# WHAT YOU HAVE TO DO:
The full set of entries below, restated word for word and stripped of images, is the expected result.

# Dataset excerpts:
════════

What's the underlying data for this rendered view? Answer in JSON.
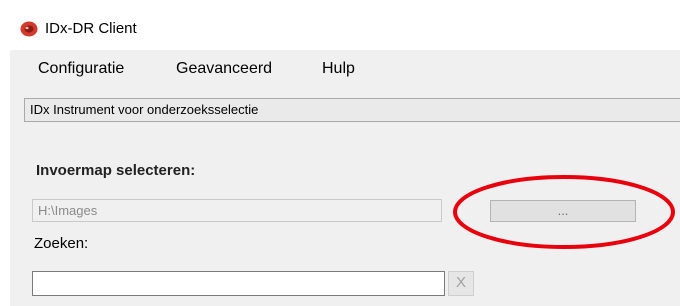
{
  "window": {
    "title": "IDx-DR Client",
    "icon": "app-logo-icon"
  },
  "menu": {
    "items": [
      {
        "label": "Configuratie"
      },
      {
        "label": "Geavanceerd"
      },
      {
        "label": "Hulp"
      }
    ]
  },
  "infobar": {
    "text": "IDx Instrument voor onderzoeksselectie"
  },
  "input_folder": {
    "label": "Invoermap selecteren:",
    "value": "H:\\Images",
    "browse_label": "..."
  },
  "search": {
    "label": "Zoeken:",
    "value": "",
    "clear_label": "X"
  },
  "colors": {
    "highlight": "#e8000d",
    "icon_red": "#d43a2b"
  }
}
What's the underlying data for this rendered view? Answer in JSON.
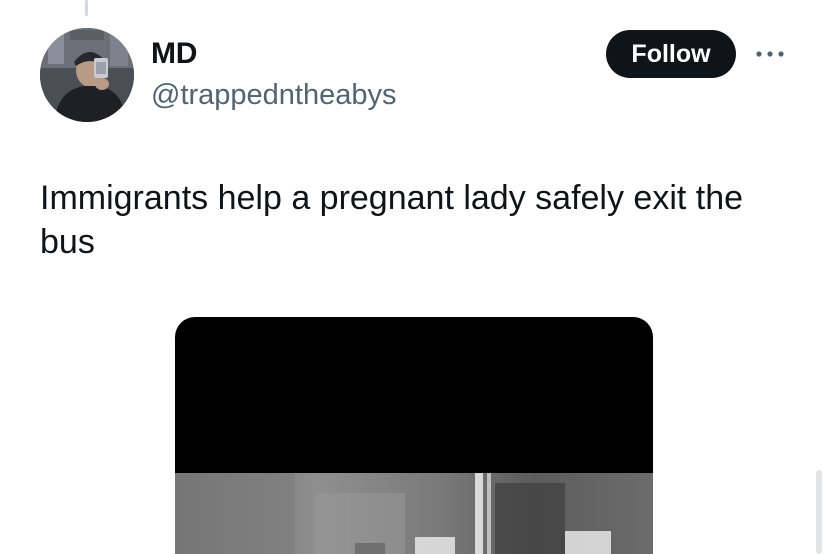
{
  "tweet": {
    "author": {
      "name": "MD",
      "handle": "@trappedntheabys"
    },
    "follow_label": "Follow",
    "text": "Immigrants help a pregnant lady safely exit the bus"
  },
  "icons": {
    "more": "more-horizontal-icon",
    "avatar": "profile-photo"
  },
  "colors": {
    "text_primary": "#0f1419",
    "text_secondary": "#536471",
    "follow_bg": "#0f1419",
    "follow_text": "#ffffff"
  }
}
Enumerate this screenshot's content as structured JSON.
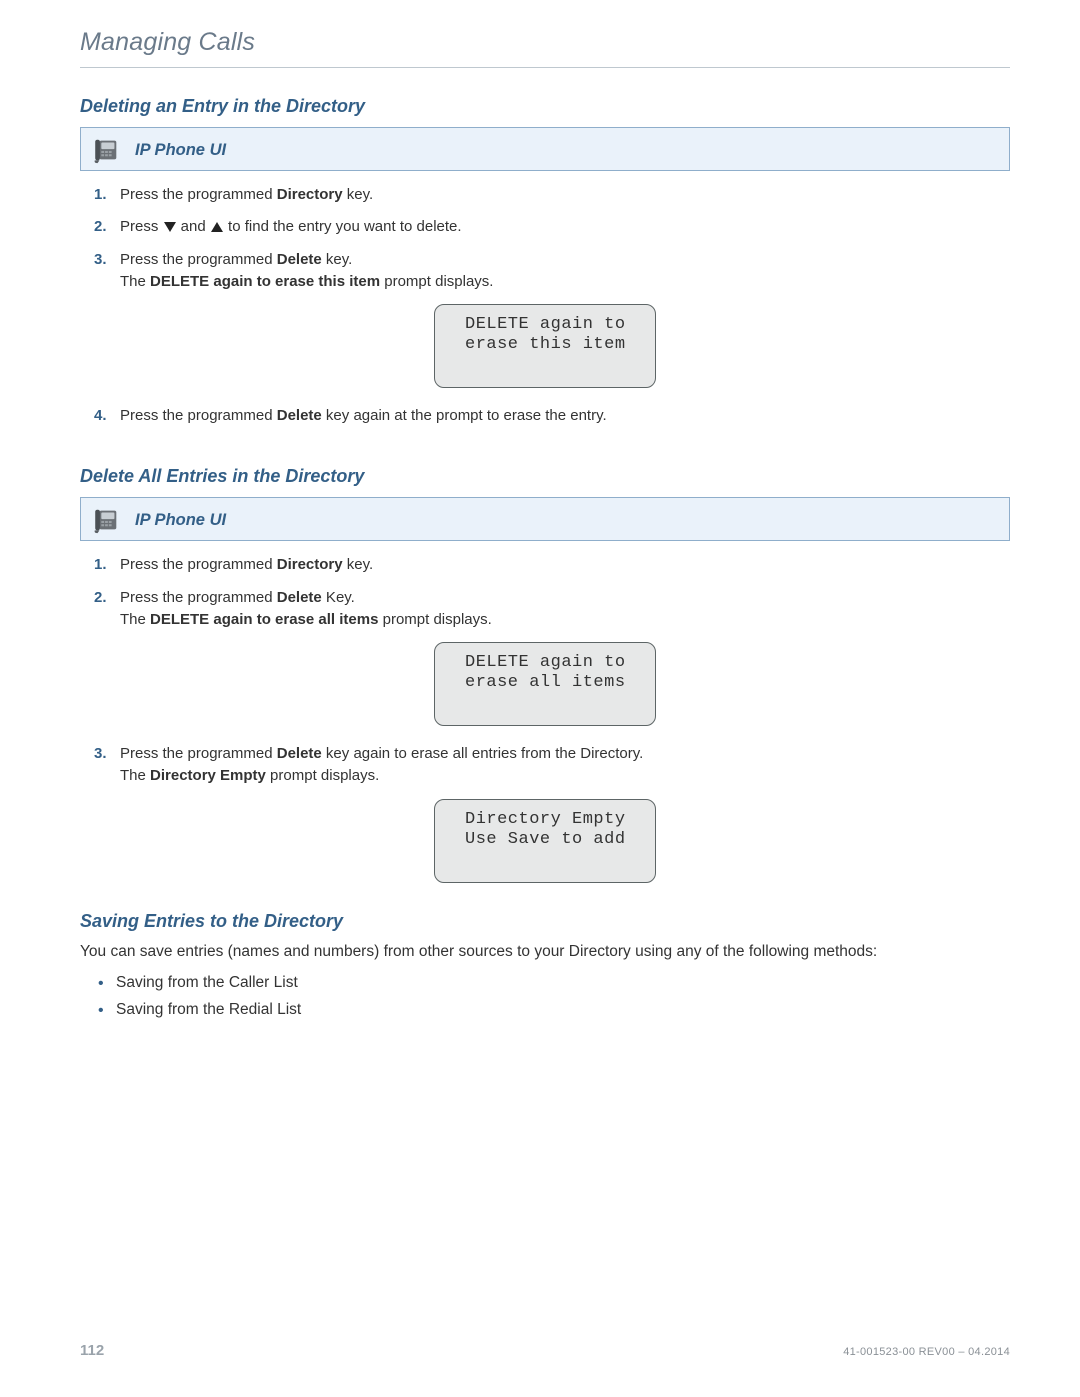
{
  "chapter": "Managing Calls",
  "sections": {
    "del_entry": {
      "title": "Deleting an Entry in the Directory",
      "box_label": "IP Phone UI",
      "step1_a": "Press the programmed ",
      "step1_b": "Directory",
      "step1_c": " key.",
      "step2_a": "Press ",
      "step2_b": " and ",
      "step2_c": " to find the entry you want to delete.",
      "step3_a": "Press the programmed ",
      "step3_b": "Delete",
      "step3_c": " key.",
      "step3_sub_a": "The ",
      "step3_sub_b": "DELETE again to erase this item",
      "step3_sub_c": " prompt displays.",
      "lcd1": "DELETE again to\nerase this item",
      "step4_a": "Press the programmed ",
      "step4_b": "Delete",
      "step4_c": " key again at the prompt to erase the entry."
    },
    "del_all": {
      "title": "Delete All Entries in the Directory",
      "box_label": "IP Phone UI",
      "step1_a": "Press the programmed ",
      "step1_b": "Directory",
      "step1_c": " key.",
      "step2_a": "Press the programmed ",
      "step2_b": "Delete",
      "step2_c": " Key.",
      "step2_sub_a": "The ",
      "step2_sub_b": "DELETE again to erase all items",
      "step2_sub_c": " prompt displays.",
      "lcd1": "DELETE again to\nerase all items",
      "step3_a": "Press the programmed ",
      "step3_b": "Delete",
      "step3_c": " key again to erase all entries from the Directory.",
      "step3_sub_a": "The ",
      "step3_sub_b": "Directory Empty",
      "step3_sub_c": " prompt displays.",
      "lcd2": "Directory Empty\nUse Save to add"
    },
    "saving": {
      "title": "Saving Entries to the Directory",
      "intro": "You can save entries (names and numbers) from other sources to your Directory using any of the following methods:",
      "bullets": [
        "Saving from the Caller List",
        "Saving from the Redial List"
      ]
    }
  },
  "footer": {
    "page": "112",
    "rev": "41-001523-00 REV00 – 04.2014"
  }
}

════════

# WRITTEN RESPONSE:
What's the underlying data for this rendered view? Answer in JSON.
{
  "window": {
    "title": "IDx-DR Client",
    "icon": "app-logo-icon"
  },
  "menu": {
    "items": [
      {
        "label": "Configuratie"
      },
      {
        "label": "Geavanceerd"
      },
      {
        "label": "Hulp"
      }
    ]
  },
  "infobar": {
    "text": "IDx Instrument voor onderzoeksselectie"
  },
  "input_folder": {
    "label": "Invoermap selecteren:",
    "value": "H:\\Images",
    "browse_label": "..."
  },
  "search": {
    "label": "Zoeken:",
    "value": "",
    "clear_label": "X"
  },
  "colors": {
    "highlight": "#e8000d",
    "icon_red": "#d43a2b"
  }
}
What's the underlying data for this rendered view? Answer in JSON.
{
  "tweet": {
    "author": {
      "name": "MD",
      "handle": "@trappedntheabys"
    },
    "follow_label": "Follow",
    "text": "Immigrants help a pregnant lady safely exit the bus"
  },
  "icons": {
    "more": "more-horizontal-icon",
    "avatar": "profile-photo"
  },
  "colors": {
    "text_primary": "#0f1419",
    "text_secondary": "#536471",
    "follow_bg": "#0f1419",
    "follow_text": "#ffffff"
  }
}
Enumerate this screenshot's content as structured JSON.
{
  "chapter": "Managing Calls",
  "sections": {
    "del_entry": {
      "title": "Deleting an Entry in the Directory",
      "box_label": "IP Phone UI",
      "step1_a": "Press the programmed ",
      "step1_b": "Directory",
      "step1_c": " key.",
      "step2_a": "Press ",
      "step2_b": " and ",
      "step2_c": " to find the entry you want to delete.",
      "step3_a": "Press the programmed ",
      "step3_b": "Delete",
      "step3_c": " key.",
      "step3_sub_a": "The ",
      "step3_sub_b": "DELETE again to erase this item",
      "step3_sub_c": " prompt displays.",
      "lcd1": "DELETE again to\nerase this item",
      "step4_a": "Press the programmed ",
      "step4_b": "Delete",
      "step4_c": " key again at the prompt to erase the entry."
    },
    "del_all": {
      "title": "Delete All Entries in the Directory",
      "box_label": "IP Phone UI",
      "step1_a": "Press the programmed ",
      "step1_b": "Directory",
      "step1_c": " key.",
      "step2_a": "Press the programmed ",
      "step2_b": "Delete",
      "step2_c": " Key.",
      "step2_sub_a": "The ",
      "step2_sub_b": "DELETE again to erase all items",
      "step2_sub_c": " prompt displays.",
      "lcd1": "DELETE again to\nerase all items",
      "step3_a": "Press the programmed ",
      "step3_b": "Delete",
      "step3_c": " key again to erase all entries from the Directory.",
      "step3_sub_a": "The ",
      "step3_sub_b": "Directory Empty",
      "step3_sub_c": " prompt displays.",
      "lcd2": "Directory Empty\nUse Save to add"
    },
    "saving": {
      "title": "Saving Entries to the Directory",
      "intro": "You can save entries (names and numbers) from other sources to your Directory using any of the following methods:",
      "bullets": [
        "Saving from the Caller List",
        "Saving from the Redial List"
      ]
    }
  },
  "footer": {
    "page": "112",
    "rev": "41-001523-00 REV00 – 04.2014"
  }
}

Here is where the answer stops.